(Records excerpted from a collection)
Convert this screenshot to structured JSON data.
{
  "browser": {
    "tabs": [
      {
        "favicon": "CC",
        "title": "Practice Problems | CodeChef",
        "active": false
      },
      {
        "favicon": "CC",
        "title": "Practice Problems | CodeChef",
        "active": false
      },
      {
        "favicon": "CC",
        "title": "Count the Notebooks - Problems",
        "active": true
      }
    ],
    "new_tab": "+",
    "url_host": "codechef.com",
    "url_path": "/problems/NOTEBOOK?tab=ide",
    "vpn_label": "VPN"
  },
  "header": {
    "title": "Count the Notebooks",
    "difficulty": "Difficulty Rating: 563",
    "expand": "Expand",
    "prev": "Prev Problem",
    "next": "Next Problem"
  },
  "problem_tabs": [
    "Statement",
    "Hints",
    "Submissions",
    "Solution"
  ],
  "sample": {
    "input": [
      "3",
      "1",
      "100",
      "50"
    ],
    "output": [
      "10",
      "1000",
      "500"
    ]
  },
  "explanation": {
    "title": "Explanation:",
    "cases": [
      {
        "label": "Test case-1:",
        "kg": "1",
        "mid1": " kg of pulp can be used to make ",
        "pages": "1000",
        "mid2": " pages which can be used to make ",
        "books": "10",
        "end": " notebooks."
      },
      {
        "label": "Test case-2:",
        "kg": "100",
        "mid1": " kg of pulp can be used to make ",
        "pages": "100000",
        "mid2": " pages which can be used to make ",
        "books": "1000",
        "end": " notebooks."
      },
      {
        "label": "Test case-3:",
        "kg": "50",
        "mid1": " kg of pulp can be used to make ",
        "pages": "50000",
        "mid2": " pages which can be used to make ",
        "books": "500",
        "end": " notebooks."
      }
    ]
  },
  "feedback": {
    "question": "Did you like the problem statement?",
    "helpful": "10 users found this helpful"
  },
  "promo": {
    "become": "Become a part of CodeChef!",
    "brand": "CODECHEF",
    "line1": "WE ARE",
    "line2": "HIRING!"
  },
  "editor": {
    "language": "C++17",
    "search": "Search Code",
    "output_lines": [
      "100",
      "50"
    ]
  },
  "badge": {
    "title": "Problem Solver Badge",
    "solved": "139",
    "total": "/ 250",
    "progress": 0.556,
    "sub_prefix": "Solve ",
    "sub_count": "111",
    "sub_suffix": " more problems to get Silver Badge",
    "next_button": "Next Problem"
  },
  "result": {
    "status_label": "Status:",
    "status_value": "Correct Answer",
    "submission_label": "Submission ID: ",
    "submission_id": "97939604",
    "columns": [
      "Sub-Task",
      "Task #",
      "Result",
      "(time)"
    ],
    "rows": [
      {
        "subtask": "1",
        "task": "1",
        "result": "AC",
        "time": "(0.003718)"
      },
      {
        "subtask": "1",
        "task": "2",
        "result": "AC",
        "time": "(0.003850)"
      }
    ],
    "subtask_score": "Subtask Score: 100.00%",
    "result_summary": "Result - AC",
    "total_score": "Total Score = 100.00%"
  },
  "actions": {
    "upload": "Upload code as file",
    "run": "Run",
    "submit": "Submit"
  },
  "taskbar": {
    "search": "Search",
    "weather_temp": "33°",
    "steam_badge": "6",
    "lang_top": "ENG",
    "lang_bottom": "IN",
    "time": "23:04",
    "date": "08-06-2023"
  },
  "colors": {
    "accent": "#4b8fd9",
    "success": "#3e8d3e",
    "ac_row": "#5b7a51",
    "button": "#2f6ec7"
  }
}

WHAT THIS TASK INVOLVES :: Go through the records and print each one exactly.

SOLUTION TO THIS EXERCISE ::
Convert this screenshot to structured JSON data.
{
  "browser": {
    "tabs": [
      {
        "favicon": "CC",
        "title": "Practice Problems | CodeChef",
        "active": false
      },
      {
        "favicon": "CC",
        "title": "Practice Problems | CodeChef",
        "active": false
      },
      {
        "favicon": "CC",
        "title": "Count the Notebooks - Problems",
        "active": true
      }
    ],
    "new_tab": "+",
    "url_host": "codechef.com",
    "url_path": "/problems/NOTEBOOK?tab=ide",
    "vpn_label": "VPN"
  },
  "header": {
    "title": "Count the Notebooks",
    "difficulty": "Difficulty Rating: 563",
    "expand": "Expand",
    "prev": "Prev Problem",
    "next": "Next Problem"
  },
  "problem_tabs": [
    "Statement",
    "Hints",
    "Submissions",
    "Solution"
  ],
  "sample": {
    "input": [
      "3",
      "1",
      "100",
      "50"
    ],
    "output": [
      "10",
      "1000",
      "500"
    ]
  },
  "explanation": {
    "title": "Explanation:",
    "cases": [
      {
        "label": "Test case-1:",
        "kg": "1",
        "mid1": " kg of pulp can be used to make ",
        "pages": "1000",
        "mid2": " pages which can be used to make ",
        "books": "10",
        "end": " notebooks."
      },
      {
        "label": "Test case-2:",
        "kg": "100",
        "mid1": " kg of pulp can be used to make ",
        "pages": "100000",
        "mid2": " pages which can be used to make ",
        "books": "1000",
        "end": " notebooks."
      },
      {
        "label": "Test case-3:",
        "kg": "50",
        "mid1": " kg of pulp can be used to make ",
        "pages": "50000",
        "mid2": " pages which can be used to make ",
        "books": "500",
        "end": " notebooks."
      }
    ]
  },
  "feedback": {
    "question": "Did you like the problem statement?",
    "helpful": "10 users found this helpful"
  },
  "promo": {
    "become": "Become a part of CodeChef!",
    "brand": "CODECHEF",
    "line1": "WE ARE",
    "line2": "HIRING!"
  },
  "editor": {
    "language": "C++17",
    "search": "Search Code",
    "output_lines": [
      "100",
      "50"
    ]
  },
  "badge": {
    "title": "Problem Solver Badge",
    "solved": "139",
    "total": "/ 250",
    "progress": 0.556,
    "sub_prefix": "Solve ",
    "sub_count": "111",
    "sub_suffix": " more problems to get Silver Badge",
    "next_button": "Next Problem"
  },
  "result": {
    "status_label": "Status:",
    "status_value": "Correct Answer",
    "submission_label": "Submission ID: ",
    "submission_id": "97939604",
    "columns": [
      "Sub-Task",
      "Task #",
      "Result",
      "(time)"
    ],
    "rows": [
      {
        "subtask": "1",
        "task": "1",
        "result": "AC",
        "time": "(0.003718)"
      },
      {
        "subtask": "1",
        "task": "2",
        "result": "AC",
        "time": "(0.003850)"
      }
    ],
    "subtask_score": "Subtask Score: 100.00%",
    "result_summary": "Result - AC",
    "total_score": "Total Score = 100.00%"
  },
  "actions": {
    "upload": "Upload code as file",
    "run": "Run",
    "submit": "Submit"
  },
  "taskbar": {
    "search": "Search",
    "weather_temp": "33°",
    "steam_badge": "6",
    "lang_top": "ENG",
    "lang_bottom": "IN",
    "time": "23:04",
    "date": "08-06-2023"
  },
  "colors": {
    "accent": "#4b8fd9",
    "success": "#3e8d3e",
    "ac_row": "#5b7a51",
    "button": "#2f6ec7"
  }
}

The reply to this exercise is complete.